Just consider the following possible interrelationships: How did a TV ad or infomercial impact social buzz, online ad performance, and website purchase rates? Do certain campaigns that appear to lead to purchases also result in increased returns or high call-center volume rates? How does earned media benefit paid media returns? What about the impact of offers from competitors on the performance of your campaigns? It is only by analyzing the entire system and the correlations between the competing factors that a marketer can understand actual performance and true contribution of individual campaigns and channels.
Marketers can determine how social media is impacting paid campaign effectiveness — both their own company’s social marketing efforts and other social buzz — using a multichannel, digital-marketing analytics platform such as Anametrix. This approach provides immediate insights into how social buzz correlates to campaign performance, including traffic and conversion metrics. It makes it easier to identify how social activity is impacting campaign results, including whether certain campaigns are going viral and driving additional, social media-driven visits.
The San Diego Union-Tribune (U-T) a top-25 national, daily news outlet based on circulation, provides a good model of how to correlate traditional website activity with social engagement, and thereby evaluate the effectiveness of its content and authors. While social media can be an ongoing conversation, it is important for authors go beyond the chat and connect their social media followers back to their published content. Authors who boast about large numbers of followers must transfer those numbers into online, newspaper-site visitors for the media model to excel in ad-revenue generation.
The U-T has a mandate to increase revenues and each author’s traffic by 15 percent this year, despite introducing a paywall (paid subscription system) in June and declines in the publishing industry.
The news outlet is on track to achieve these increasingly challenging goals by leveraging Anametrix to connect to and analyze multiple data sources in real time in order to identify how reporters and photographers can increase content monetization — both on the site and through referrals from their social-media accounts like Facebook, Twitter, and Pinterest. Which headlines drive social traffic? How much does social engagement impact readership of each author? These multichannel insights provide content creators and advertisers a much clearer picture of both content and ad performance, in some cases enabling individual authors to increase their readership by as much as 400 percent. Both content creators and advertisers, traditionally from very separate departments, now rely on the same set of converged data to improve their interwoven results.

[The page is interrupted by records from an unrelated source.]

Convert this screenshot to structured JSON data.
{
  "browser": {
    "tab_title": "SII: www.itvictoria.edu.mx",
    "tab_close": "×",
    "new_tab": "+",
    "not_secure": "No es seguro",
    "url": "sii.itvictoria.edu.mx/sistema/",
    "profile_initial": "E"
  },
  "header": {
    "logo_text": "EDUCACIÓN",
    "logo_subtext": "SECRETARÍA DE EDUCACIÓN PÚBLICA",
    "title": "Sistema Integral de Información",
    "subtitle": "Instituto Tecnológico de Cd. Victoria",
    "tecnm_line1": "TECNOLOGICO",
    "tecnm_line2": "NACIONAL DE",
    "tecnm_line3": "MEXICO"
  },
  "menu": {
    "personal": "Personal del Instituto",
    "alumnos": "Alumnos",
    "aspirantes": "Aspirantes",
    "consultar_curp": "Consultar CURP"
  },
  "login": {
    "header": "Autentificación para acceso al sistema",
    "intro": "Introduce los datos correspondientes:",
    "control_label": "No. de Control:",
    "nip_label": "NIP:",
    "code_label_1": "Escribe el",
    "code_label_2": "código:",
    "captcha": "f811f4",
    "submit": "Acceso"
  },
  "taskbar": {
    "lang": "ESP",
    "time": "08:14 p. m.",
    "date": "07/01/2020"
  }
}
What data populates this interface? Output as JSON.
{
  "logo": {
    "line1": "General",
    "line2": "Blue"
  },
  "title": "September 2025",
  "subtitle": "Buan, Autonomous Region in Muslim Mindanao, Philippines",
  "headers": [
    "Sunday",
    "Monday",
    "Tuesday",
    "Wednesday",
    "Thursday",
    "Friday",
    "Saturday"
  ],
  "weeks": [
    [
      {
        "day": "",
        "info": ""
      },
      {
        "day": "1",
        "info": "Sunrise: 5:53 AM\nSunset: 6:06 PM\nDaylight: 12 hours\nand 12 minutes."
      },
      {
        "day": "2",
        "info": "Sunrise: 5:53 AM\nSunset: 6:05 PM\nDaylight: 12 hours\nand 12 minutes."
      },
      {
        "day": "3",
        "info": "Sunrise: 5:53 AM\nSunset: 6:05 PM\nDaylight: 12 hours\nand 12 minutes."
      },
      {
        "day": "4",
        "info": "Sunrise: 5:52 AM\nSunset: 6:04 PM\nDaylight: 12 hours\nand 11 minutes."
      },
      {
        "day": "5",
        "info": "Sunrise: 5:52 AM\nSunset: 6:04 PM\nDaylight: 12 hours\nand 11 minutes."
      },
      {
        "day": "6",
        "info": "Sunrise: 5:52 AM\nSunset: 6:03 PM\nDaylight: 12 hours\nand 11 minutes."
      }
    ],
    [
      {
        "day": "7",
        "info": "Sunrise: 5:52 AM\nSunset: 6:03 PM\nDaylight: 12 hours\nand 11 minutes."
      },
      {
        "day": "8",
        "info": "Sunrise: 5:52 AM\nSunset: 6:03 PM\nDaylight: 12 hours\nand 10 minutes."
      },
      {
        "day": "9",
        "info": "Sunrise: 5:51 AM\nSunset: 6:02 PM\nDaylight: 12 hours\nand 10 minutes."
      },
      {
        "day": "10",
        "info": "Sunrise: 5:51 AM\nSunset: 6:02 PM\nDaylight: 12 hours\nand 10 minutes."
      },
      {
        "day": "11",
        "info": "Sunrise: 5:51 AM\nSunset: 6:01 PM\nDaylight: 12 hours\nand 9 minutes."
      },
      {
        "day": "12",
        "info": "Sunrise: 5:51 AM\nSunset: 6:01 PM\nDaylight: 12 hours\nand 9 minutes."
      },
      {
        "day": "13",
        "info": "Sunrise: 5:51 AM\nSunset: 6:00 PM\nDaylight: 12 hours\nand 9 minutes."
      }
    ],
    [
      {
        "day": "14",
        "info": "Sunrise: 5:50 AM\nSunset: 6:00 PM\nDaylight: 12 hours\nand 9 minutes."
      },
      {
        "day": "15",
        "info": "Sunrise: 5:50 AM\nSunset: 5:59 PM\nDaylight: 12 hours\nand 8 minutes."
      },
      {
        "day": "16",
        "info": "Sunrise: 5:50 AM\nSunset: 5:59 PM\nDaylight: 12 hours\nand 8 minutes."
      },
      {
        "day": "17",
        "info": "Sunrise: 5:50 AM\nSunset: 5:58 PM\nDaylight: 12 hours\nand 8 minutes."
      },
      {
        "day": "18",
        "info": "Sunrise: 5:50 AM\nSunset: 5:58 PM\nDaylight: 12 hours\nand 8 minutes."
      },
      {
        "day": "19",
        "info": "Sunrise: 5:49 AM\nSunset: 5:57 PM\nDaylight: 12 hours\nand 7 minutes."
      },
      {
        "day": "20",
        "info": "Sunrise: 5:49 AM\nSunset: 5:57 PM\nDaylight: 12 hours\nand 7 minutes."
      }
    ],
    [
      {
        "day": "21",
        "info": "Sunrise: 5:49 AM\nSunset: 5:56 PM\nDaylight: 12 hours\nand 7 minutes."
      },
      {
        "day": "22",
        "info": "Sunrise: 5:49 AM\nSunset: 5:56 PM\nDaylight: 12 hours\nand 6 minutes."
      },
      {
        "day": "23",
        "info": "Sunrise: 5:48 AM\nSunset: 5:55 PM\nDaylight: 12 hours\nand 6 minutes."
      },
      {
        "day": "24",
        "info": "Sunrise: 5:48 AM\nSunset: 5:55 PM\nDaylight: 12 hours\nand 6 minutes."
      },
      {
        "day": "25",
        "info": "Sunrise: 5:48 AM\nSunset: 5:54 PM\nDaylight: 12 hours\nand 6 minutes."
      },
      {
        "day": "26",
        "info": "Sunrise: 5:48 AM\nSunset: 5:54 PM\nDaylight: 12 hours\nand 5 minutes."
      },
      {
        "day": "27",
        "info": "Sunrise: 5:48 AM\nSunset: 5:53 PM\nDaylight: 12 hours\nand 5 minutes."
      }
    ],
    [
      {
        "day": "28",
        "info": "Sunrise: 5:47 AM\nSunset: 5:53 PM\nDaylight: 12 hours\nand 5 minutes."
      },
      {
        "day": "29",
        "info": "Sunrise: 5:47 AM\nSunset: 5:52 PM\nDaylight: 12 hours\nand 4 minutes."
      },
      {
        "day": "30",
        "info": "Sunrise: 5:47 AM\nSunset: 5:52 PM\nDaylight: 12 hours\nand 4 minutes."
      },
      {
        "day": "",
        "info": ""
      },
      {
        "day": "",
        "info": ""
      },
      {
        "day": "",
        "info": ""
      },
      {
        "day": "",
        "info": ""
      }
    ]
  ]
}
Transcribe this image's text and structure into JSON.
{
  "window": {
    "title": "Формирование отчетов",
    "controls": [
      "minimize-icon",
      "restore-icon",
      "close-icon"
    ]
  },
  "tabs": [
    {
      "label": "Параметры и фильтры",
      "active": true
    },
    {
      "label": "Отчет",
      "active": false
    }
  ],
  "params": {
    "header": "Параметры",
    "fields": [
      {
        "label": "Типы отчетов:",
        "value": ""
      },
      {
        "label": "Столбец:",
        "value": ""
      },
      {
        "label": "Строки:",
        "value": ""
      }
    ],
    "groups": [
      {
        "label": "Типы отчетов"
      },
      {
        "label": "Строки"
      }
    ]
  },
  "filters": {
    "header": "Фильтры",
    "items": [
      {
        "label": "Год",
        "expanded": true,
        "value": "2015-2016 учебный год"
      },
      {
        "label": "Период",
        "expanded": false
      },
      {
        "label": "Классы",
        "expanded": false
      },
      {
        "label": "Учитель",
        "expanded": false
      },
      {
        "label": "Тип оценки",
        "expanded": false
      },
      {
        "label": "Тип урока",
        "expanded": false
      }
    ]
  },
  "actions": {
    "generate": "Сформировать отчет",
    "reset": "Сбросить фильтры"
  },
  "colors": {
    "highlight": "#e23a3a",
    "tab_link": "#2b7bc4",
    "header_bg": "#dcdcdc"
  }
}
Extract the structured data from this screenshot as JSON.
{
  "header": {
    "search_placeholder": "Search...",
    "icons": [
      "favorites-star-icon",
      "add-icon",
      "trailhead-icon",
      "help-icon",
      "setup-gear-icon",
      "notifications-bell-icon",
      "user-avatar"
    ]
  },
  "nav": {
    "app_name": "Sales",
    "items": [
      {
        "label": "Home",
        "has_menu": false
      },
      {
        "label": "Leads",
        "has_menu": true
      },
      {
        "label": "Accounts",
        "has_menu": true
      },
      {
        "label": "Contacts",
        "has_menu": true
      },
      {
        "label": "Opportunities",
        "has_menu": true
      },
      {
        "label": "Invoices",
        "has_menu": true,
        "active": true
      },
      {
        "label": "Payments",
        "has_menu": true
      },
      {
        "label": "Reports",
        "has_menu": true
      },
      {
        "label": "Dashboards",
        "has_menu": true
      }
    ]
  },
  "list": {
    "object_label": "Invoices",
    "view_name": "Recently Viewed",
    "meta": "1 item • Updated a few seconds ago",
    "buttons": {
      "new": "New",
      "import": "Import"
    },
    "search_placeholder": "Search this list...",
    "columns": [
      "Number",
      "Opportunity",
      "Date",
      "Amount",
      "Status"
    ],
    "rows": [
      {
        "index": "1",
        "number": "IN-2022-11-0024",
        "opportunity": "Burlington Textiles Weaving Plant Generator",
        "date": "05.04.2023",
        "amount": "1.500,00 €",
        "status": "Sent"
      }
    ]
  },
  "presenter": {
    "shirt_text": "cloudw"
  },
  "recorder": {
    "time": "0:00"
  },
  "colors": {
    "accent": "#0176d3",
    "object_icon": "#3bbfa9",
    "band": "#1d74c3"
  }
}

Indeed, we may soon live in our own relevance bubbles, derived from our personal and social behavior patterns. Marketers will know not just our browsing history and behavior, but also that of our friends. They’ll know what we like to read, where we like to shop, our purchase patterns, and when we might be driving by a favored vendor. Naturally, they will serve up a dose of just what we suggested we want.
Will all this personalization make our lives better or more efficient? Maybe. But two things are certain: It will continue to change the delicate dance between marketers and consumers, and it also will prove that Lord Kelvin was right: Those companies that most effectively measure and make sense out of the growing multichannel data explosion will be the ones that thrive in this brave new world.
Pelin Thorogood ’90, MEng ’91, MBA ’94, is a new media marketing and analytics expert, recognized for her leadership in both venture-backed startups and public companies. Now the CMO of Anametrix, she was formerly the CMO of WebSideStory (acquired by Omniture/ Adobe), the first cloud-based Web analytics provider. In both 2011 and 2012, Thorogood was named one of the “20 Women to Watch” in sales lead management. She is an Executive-in-Residence at Johnson, and credits her Cornell Engineering and MBA education for her creative, yet scientific, approach to solving today’s unique marketing challenges.